The group of natural aromatic compounds known as phenylpropanoids has diverse applications, but current methods of production which are largely based on synthesis from petrochemicals or extraction from agricultural biomass are unsustainable. Bioprocessing is a promising alternative, but improvements in production titers and rates are required to make this method profitable. Here the recent advances in genetic engineering and bioprocess concepts for the production of phenylpropanoids are presented for the purpose of identifying successful strategies, including adaptive laboratory evolution, enzyme engineering, in-situ product removal, and biocatalysis. The pros and cons of bacterial and yeast hosts for phenylpropanoid production are discussed, also in the context of different phenylpropanoid targets and bioprocess concepts.

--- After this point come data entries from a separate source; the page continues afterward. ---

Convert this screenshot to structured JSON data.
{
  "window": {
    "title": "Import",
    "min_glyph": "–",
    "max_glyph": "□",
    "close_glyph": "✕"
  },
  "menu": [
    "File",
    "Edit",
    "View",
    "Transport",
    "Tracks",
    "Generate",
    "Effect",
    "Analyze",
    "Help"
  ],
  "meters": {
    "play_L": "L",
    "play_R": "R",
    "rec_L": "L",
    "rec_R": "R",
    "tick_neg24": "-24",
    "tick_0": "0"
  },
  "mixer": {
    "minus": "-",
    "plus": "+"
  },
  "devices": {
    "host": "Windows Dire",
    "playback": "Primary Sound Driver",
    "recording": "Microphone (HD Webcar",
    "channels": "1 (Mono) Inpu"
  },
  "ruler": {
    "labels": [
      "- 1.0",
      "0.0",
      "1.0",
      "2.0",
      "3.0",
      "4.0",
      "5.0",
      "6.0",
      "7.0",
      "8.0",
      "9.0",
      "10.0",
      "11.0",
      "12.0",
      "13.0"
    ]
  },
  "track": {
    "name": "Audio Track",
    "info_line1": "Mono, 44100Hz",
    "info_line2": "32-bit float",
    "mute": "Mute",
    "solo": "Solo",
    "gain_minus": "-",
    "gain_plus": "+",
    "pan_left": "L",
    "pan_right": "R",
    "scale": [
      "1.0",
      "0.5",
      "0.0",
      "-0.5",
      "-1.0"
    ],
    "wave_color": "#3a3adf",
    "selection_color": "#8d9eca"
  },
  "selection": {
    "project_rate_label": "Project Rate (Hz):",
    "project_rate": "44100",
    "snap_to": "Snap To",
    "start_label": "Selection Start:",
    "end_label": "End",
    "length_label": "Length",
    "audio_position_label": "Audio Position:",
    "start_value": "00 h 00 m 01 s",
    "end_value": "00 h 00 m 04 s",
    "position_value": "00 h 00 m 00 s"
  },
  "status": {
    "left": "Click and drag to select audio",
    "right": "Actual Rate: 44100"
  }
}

Finally, some broad recommendations are made regarding targets for continued improvement and areas requiring specific attention from researchers to further improve production titers and rates.
- Aromatic compounds
- Genetic engineering